In the entries below, how many lines hold the word "Client"? Answer with the number only.

________________________

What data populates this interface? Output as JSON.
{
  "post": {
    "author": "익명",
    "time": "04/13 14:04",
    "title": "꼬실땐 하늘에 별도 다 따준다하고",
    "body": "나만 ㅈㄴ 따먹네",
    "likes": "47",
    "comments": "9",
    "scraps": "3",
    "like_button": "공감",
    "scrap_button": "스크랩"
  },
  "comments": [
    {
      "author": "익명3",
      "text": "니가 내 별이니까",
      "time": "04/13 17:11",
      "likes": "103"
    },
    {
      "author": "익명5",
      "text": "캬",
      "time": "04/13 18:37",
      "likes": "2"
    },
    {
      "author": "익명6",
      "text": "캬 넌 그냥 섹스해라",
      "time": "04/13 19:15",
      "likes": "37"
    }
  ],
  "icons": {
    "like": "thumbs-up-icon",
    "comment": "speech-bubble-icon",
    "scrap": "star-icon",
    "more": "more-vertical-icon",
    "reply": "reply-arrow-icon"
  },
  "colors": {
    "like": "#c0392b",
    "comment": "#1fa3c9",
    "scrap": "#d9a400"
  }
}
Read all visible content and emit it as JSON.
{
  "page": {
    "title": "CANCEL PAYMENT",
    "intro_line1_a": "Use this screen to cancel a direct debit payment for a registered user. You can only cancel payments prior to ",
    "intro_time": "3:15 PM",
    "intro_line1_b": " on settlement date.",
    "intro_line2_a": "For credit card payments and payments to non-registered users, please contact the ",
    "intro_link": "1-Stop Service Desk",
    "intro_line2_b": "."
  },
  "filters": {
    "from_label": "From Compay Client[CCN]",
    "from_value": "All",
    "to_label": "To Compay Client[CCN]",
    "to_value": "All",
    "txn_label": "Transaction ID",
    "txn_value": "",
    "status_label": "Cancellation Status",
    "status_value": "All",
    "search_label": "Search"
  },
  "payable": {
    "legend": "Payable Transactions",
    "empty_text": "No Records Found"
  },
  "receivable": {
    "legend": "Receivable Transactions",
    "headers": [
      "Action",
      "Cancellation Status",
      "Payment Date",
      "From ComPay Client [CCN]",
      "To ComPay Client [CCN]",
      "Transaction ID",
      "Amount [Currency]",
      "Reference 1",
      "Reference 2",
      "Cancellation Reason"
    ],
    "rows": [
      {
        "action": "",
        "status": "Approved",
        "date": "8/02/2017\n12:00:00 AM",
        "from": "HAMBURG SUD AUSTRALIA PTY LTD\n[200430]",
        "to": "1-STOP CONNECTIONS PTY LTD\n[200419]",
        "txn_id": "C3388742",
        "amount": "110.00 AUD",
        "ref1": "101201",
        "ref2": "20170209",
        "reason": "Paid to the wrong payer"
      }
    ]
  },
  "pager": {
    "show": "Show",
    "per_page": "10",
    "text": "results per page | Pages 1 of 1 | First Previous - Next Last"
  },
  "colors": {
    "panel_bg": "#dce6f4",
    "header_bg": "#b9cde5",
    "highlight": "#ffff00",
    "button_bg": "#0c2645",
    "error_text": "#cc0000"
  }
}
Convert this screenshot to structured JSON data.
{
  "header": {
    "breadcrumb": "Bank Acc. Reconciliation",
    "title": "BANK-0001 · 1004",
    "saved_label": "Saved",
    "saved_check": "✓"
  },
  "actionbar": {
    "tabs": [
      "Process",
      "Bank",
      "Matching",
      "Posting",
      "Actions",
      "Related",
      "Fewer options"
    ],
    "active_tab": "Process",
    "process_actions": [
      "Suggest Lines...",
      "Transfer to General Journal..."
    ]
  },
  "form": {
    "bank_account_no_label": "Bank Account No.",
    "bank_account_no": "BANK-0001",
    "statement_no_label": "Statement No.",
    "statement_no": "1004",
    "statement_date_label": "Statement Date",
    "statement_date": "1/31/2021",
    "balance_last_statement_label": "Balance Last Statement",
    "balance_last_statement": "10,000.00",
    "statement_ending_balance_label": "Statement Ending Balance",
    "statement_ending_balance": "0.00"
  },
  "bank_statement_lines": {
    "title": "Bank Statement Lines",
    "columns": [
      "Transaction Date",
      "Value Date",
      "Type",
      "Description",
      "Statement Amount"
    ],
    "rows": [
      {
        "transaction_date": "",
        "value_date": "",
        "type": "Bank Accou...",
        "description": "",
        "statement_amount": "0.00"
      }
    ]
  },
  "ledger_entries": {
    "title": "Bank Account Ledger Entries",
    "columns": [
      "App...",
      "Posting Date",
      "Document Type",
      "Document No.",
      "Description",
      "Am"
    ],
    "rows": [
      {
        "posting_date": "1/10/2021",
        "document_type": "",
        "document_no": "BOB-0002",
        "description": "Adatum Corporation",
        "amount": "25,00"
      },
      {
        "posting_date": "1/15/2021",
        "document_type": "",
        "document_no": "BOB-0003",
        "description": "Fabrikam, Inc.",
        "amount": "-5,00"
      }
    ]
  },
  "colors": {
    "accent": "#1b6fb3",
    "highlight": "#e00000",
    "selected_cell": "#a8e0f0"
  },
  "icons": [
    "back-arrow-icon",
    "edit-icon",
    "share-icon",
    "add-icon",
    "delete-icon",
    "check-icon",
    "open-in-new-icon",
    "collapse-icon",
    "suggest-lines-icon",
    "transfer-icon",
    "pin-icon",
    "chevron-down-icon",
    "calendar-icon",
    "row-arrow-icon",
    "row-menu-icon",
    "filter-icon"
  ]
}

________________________

* **EXPECTED ANSWER**
4